Excerpts from an interface dataset
· · · · · · ·
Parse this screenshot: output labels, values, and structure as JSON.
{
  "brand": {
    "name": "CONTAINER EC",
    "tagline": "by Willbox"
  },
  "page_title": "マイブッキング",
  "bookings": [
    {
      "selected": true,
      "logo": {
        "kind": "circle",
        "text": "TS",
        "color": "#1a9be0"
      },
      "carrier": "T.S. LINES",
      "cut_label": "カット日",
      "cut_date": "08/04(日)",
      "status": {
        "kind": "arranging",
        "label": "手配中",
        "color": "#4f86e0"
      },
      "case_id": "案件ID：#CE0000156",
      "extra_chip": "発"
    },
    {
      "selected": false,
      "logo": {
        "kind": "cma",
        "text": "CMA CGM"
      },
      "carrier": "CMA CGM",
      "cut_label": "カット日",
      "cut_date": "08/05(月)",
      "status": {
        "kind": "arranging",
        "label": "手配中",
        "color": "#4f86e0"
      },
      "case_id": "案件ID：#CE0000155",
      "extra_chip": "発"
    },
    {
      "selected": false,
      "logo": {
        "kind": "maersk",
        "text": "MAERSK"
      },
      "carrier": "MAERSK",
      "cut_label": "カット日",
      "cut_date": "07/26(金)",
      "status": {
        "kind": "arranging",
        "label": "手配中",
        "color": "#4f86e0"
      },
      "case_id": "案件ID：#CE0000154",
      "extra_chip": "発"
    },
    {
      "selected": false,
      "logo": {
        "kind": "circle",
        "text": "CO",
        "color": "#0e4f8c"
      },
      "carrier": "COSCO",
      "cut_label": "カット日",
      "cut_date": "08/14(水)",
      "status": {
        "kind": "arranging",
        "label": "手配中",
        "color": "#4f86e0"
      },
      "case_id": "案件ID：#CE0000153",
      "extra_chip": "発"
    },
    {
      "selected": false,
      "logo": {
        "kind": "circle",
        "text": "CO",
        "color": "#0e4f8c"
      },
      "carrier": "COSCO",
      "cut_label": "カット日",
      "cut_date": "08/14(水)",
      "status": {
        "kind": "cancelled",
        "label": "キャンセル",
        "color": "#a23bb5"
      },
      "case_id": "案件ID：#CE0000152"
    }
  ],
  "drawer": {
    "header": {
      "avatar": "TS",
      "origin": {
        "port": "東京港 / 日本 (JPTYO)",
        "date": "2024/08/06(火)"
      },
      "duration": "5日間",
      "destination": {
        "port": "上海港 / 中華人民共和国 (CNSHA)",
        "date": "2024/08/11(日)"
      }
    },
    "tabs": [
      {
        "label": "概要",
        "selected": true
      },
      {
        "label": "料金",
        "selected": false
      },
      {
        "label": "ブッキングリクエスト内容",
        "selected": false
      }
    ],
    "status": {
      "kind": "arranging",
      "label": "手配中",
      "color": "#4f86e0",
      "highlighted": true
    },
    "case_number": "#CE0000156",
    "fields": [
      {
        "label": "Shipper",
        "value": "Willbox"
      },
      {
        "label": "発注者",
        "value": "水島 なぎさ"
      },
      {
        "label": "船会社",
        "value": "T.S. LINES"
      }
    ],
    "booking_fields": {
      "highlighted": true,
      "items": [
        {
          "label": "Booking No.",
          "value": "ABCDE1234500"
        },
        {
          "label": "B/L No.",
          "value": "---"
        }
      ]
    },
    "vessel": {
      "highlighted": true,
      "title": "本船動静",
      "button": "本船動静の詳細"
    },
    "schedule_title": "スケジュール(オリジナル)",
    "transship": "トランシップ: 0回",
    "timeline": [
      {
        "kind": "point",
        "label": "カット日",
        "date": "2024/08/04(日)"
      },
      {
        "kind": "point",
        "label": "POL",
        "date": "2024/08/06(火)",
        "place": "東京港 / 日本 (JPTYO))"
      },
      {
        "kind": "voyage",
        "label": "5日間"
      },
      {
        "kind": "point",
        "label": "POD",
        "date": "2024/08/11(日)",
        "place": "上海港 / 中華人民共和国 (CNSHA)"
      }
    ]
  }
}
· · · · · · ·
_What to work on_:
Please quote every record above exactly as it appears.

_Reply_:
Parse this screenshot: output labels, values, and structure as JSON.
{
  "brand": {
    "name": "CONTAINER EC",
    "tagline": "by Willbox"
  },
  "page_title": "マイブッキング",
  "bookings": [
    {
      "selected": true,
      "logo": {
        "kind": "circle",
        "text": "TS",
        "color": "#1a9be0"
      },
      "carrier": "T.S. LINES",
      "cut_label": "カット日",
      "cut_date": "08/04(日)",
      "status": {
        "kind": "arranging",
        "label": "手配中",
        "color": "#4f86e0"
      },
      "case_id": "案件ID：#CE0000156",
      "extra_chip": "発"
    },
    {
      "selected": false,
      "logo": {
        "kind": "cma",
        "text": "CMA CGM"
      },
      "carrier": "CMA CGM",
      "cut_label": "カット日",
      "cut_date": "08/05(月)",
      "status": {
        "kind": "arranging",
        "label": "手配中",
        "color": "#4f86e0"
      },
      "case_id": "案件ID：#CE0000155",
      "extra_chip": "発"
    },
    {
      "selected": false,
      "logo": {
        "kind": "maersk",
        "text": "MAERSK"
      },
      "carrier": "MAERSK",
      "cut_label": "カット日",
      "cut_date": "07/26(金)",
      "status": {
        "kind": "arranging",
        "label": "手配中",
        "color": "#4f86e0"
      },
      "case_id": "案件ID：#CE0000154",
      "extra_chip": "発"
    },
    {
      "selected": false,
      "logo": {
        "kind": "circle",
        "text": "CO",
        "color": "#0e4f8c"
      },
      "carrier": "COSCO",
      "cut_label": "カット日",
      "cut_date": "08/14(水)",
      "status": {
        "kind": "arranging",
        "label": "手配中",
        "color": "#4f86e0"
      },
      "case_id": "案件ID：#CE0000153",
      "extra_chip": "発"
    },
    {
      "selected": false,
      "logo": {
        "kind": "circle",
        "text": "CO",
        "color": "#0e4f8c"
      },
      "carrier": "COSCO",
      "cut_label": "カット日",
      "cut_date": "08/14(水)",
      "status": {
        "kind": "cancelled",
        "label": "キャンセル",
        "color": "#a23bb5"
      },
      "case_id": "案件ID：#CE0000152"
    }
  ],
  "drawer": {
    "header": {
      "avatar": "TS",
      "origin": {
        "port": "東京港 / 日本 (JPTYO)",
        "date": "2024/08/06(火)"
      },
      "duration": "5日間",
      "destination": {
        "port": "上海港 / 中華人民共和国 (CNSHA)",
        "date": "2024/08/11(日)"
      }
    },
    "tabs": [
      {
        "label": "概要",
        "selected": true
      },
      {
        "label": "料金",
        "selected": false
      },
      {
        "label": "ブッキングリクエスト内容",
        "selected": false
      }
    ],
    "status": {
      "kind": "arranging",
      "label": "手配中",
      "color": "#4f86e0",
      "highlighted": true
    },
    "case_number": "#CE0000156",
    "fields": [
      {
        "label": "Shipper",
        "value": "Willbox"
      },
      {
        "label": "発注者",
        "value": "水島 なぎさ"
      },
      {
        "label": "船会社",
        "value": "T.S. LINES"
      }
    ],
    "booking_fields": {
      "highlighted": true,
      "items": [
        {
          "label": "Booking No.",
          "value": "ABCDE1234500"
        },
        {
          "label": "B/L No.",
          "value": "---"
        }
      ]
    },
    "vessel": {
      "highlighted": true,
      "title": "本船動静",
      "button": "本船動静の詳細"
    },
    "schedule_title": "スケジュール(オリジナル)",
    "transship": "トランシップ: 0回",
    "timeline": [
      {
        "kind": "point",
        "label": "カット日",
        "date": "2024/08/04(日)"
      },
      {
        "kind": "point",
        "label": "POL",
        "date": "2024/08/06(火)",
        "place": "東京港 / 日本 (JPTYO))"
      },
      {
        "kind": "voyage",
        "label": "5日間"
      },
      {
        "kind": "point",
        "label": "POD",
        "date": "2024/08/11(日)",
        "place": "上海港 / 中華人民共和国 (CNSHA)"
      }
    ]
  }
}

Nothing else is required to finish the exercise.